[Page and application data records]

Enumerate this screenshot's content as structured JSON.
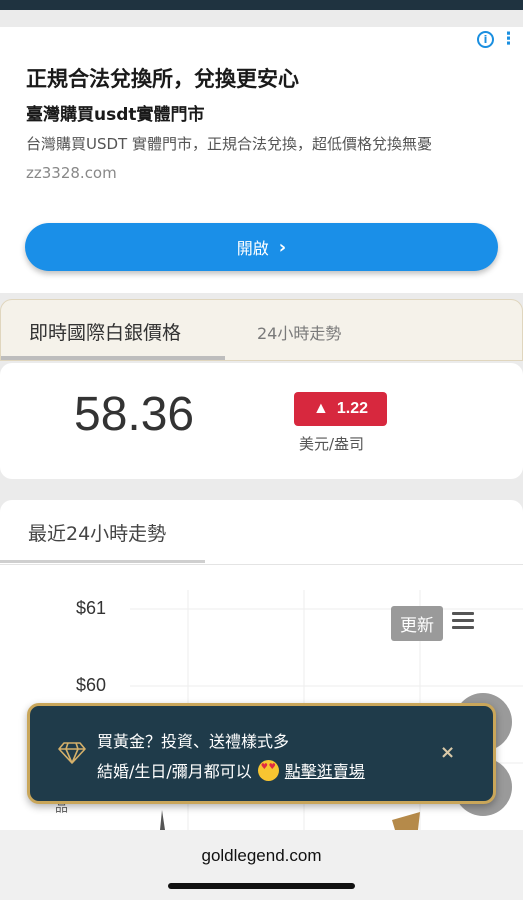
{
  "ad": {
    "title": "正規合法兌換所，兌換更安心",
    "subtitle": "臺灣購買usdt實體門市",
    "description": "台灣購買USDT 實體門市，正規合法兌換，超低價格兌換無憂",
    "url": "zz3328.com",
    "button_label": "開啟",
    "info_glyph": "i",
    "more_glyph": "⋮",
    "accent": "#1a8fe8"
  },
  "tabs": {
    "active": "即時國際白銀價格",
    "second": "24小時走勢"
  },
  "price": {
    "value": "58.36",
    "change_arrow": "▲",
    "change": "1.22",
    "unit": "美元/盎司",
    "up_color": "#d7283e"
  },
  "trend": {
    "title": "最近24小時走勢",
    "y_ticks": [
      "$61",
      "$60"
    ],
    "refresh_label": "更新",
    "side_label": "品"
  },
  "promo": {
    "line1": "買黃金？投資、送禮樣式多",
    "line2_prefix": "結婚/生日/彌月都可以",
    "link": "點擊逛賣場",
    "close": "×",
    "border_color": "#c9a65a"
  },
  "browser": {
    "url": "goldlegend.com"
  }
}
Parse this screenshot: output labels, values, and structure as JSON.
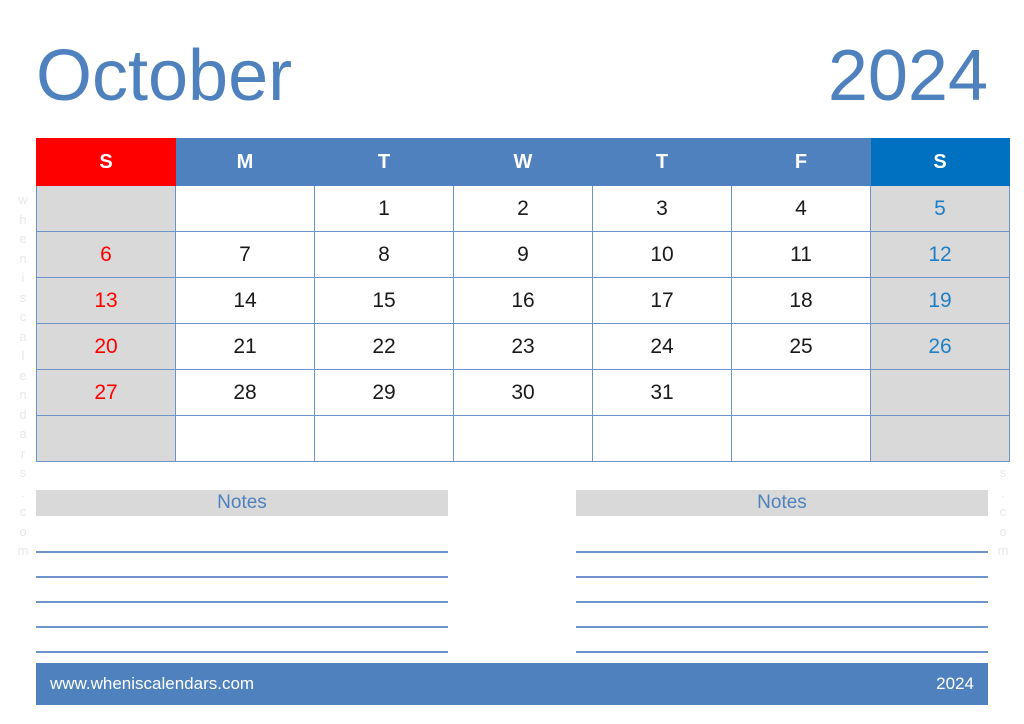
{
  "header": {
    "month": "October",
    "year": "2024"
  },
  "watermark": {
    "text": "wheniscalendars.com"
  },
  "calendar": {
    "weekday_headers": [
      {
        "label": "S",
        "kind": "sunday"
      },
      {
        "label": "M",
        "kind": "weekday"
      },
      {
        "label": "T",
        "kind": "weekday"
      },
      {
        "label": "W",
        "kind": "weekday"
      },
      {
        "label": "T",
        "kind": "weekday"
      },
      {
        "label": "F",
        "kind": "weekday"
      },
      {
        "label": "S",
        "kind": "saturday"
      }
    ],
    "weeks": [
      [
        "",
        "",
        "1",
        "2",
        "3",
        "4",
        "5"
      ],
      [
        "6",
        "7",
        "8",
        "9",
        "10",
        "11",
        "12"
      ],
      [
        "13",
        "14",
        "15",
        "16",
        "17",
        "18",
        "19"
      ],
      [
        "20",
        "21",
        "22",
        "23",
        "24",
        "25",
        "26"
      ],
      [
        "27",
        "28",
        "29",
        "30",
        "31",
        "",
        ""
      ],
      [
        "",
        "",
        "",
        "",
        "",
        "",
        ""
      ]
    ]
  },
  "notes": {
    "left_title": "Notes",
    "right_title": "Notes",
    "line_count": 5
  },
  "footer": {
    "url": "www.wheniscalendars.com",
    "year": "2024"
  },
  "colors": {
    "accent_blue": "#4E81BD",
    "saturday_blue": "#0070C0",
    "sunday_red": "#FF0000",
    "cell_gray": "#D9D9D9",
    "grid_line": "#6E93CB"
  }
}
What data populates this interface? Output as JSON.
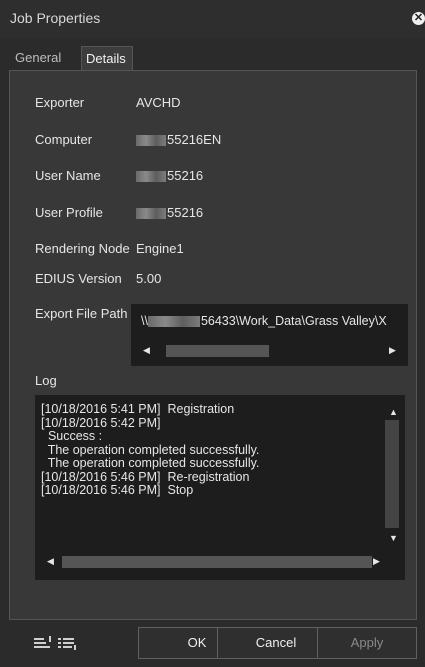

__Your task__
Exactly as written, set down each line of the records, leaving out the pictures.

__Answer to this problem__
Enumerate this screenshot's content as structured JSON.
{
  "ad": {
    "title": "正規合法兌換所，兌換更安心",
    "subtitle": "臺灣購買usdt實體門市",
    "description": "台灣購買USDT 實體門市，正規合法兌換，超低價格兌換無憂",
    "url": "zz3328.com",
    "button_label": "開啟",
    "info_glyph": "i",
    "more_glyph": "⋮",
    "accent": "#1a8fe8"
  },
  "tabs": {
    "active": "即時國際白銀價格",
    "second": "24小時走勢"
  },
  "price": {
    "value": "58.36",
    "change_arrow": "▲",
    "change": "1.22",
    "unit": "美元/盎司",
    "up_color": "#d7283e"
  },
  "trend": {
    "title": "最近24小時走勢",
    "y_ticks": [
      "$61",
      "$60"
    ],
    "refresh_label": "更新",
    "side_label": "品"
  },
  "promo": {
    "line1": "買黃金？投資、送禮樣式多",
    "line2_prefix": "結婚/生日/彌月都可以",
    "link": "點擊逛賣場",
    "close": "×",
    "border_color": "#c9a65a"
  },
  "browser": {
    "url": "goldlegend.com"
  }
}
Parse this screenshot: output labels, values, and structure as JSON.
{
  "header": {
    "month": "October",
    "year": "2024"
  },
  "watermark": {
    "text": "wheniscalendars.com"
  },
  "calendar": {
    "weekday_headers": [
      {
        "label": "S",
        "kind": "sunday"
      },
      {
        "label": "M",
        "kind": "weekday"
      },
      {
        "label": "T",
        "kind": "weekday"
      },
      {
        "label": "W",
        "kind": "weekday"
      },
      {
        "label": "T",
        "kind": "weekday"
      },
      {
        "label": "F",
        "kind": "weekday"
      },
      {
        "label": "S",
        "kind": "saturday"
      }
    ],
    "weeks": [
      [
        "",
        "",
        "1",
        "2",
        "3",
        "4",
        "5"
      ],
      [
        "6",
        "7",
        "8",
        "9",
        "10",
        "11",
        "12"
      ],
      [
        "13",
        "14",
        "15",
        "16",
        "17",
        "18",
        "19"
      ],
      [
        "20",
        "21",
        "22",
        "23",
        "24",
        "25",
        "26"
      ],
      [
        "27",
        "28",
        "29",
        "30",
        "31",
        "",
        ""
      ],
      [
        "",
        "",
        "",
        "",
        "",
        "",
        ""
      ]
    ]
  },
  "notes": {
    "left_title": "Notes",
    "right_title": "Notes",
    "line_count": 5
  },
  "footer": {
    "url": "www.wheniscalendars.com",
    "year": "2024"
  },
  "colors": {
    "accent_blue": "#4E81BD",
    "saturday_blue": "#0070C0",
    "sunday_red": "#FF0000",
    "cell_gray": "#D9D9D9",
    "grid_line": "#6E93CB"
  }
}
What data populates this interface? Output as JSON.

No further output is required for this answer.